_EXERCISE REQUIREMENTS_
Where the records below have a line with "android", that line is to be copied.

━━━━

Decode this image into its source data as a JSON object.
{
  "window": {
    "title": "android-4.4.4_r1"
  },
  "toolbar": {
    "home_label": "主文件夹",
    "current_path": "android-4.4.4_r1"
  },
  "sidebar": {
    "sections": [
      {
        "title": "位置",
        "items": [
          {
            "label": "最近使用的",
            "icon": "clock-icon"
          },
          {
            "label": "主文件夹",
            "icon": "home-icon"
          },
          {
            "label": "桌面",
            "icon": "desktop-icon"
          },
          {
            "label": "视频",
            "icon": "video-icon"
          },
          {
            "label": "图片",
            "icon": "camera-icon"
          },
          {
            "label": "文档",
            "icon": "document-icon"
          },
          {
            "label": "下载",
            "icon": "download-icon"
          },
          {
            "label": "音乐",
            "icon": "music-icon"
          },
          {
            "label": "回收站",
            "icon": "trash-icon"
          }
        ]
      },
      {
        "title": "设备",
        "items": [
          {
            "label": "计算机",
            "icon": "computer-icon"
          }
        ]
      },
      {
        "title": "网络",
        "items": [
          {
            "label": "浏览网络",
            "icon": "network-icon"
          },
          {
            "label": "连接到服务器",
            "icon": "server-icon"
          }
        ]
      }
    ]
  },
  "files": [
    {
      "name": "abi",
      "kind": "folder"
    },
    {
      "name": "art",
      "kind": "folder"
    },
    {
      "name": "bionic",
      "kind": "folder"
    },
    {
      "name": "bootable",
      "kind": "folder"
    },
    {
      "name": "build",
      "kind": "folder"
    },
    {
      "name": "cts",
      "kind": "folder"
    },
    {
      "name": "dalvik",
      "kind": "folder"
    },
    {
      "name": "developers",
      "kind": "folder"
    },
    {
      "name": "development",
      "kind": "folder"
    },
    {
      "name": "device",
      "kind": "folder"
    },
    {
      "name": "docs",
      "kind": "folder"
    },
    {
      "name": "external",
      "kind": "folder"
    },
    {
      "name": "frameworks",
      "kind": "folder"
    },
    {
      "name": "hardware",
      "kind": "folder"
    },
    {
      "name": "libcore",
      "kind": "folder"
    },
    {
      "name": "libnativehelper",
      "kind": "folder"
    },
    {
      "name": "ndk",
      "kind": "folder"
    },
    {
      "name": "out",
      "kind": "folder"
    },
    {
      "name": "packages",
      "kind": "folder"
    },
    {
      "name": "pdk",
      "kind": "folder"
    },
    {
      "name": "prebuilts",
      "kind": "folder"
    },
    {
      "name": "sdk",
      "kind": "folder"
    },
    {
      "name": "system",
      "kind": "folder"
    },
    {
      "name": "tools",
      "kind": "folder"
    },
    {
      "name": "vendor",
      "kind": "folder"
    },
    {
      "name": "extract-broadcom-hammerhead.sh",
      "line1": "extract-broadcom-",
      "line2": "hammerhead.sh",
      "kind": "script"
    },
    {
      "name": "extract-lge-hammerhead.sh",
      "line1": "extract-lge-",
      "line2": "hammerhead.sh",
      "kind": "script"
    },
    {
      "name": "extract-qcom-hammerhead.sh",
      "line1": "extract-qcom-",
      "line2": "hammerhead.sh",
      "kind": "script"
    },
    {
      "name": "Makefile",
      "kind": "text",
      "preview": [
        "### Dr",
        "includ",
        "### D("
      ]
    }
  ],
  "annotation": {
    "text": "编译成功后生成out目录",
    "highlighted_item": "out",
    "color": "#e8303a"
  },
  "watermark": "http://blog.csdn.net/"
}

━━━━

_OUTPUT OF THE EXERCISE_
    "title": "android-4.4.4_r1"
    "current_path": "android-4.4.4_r1"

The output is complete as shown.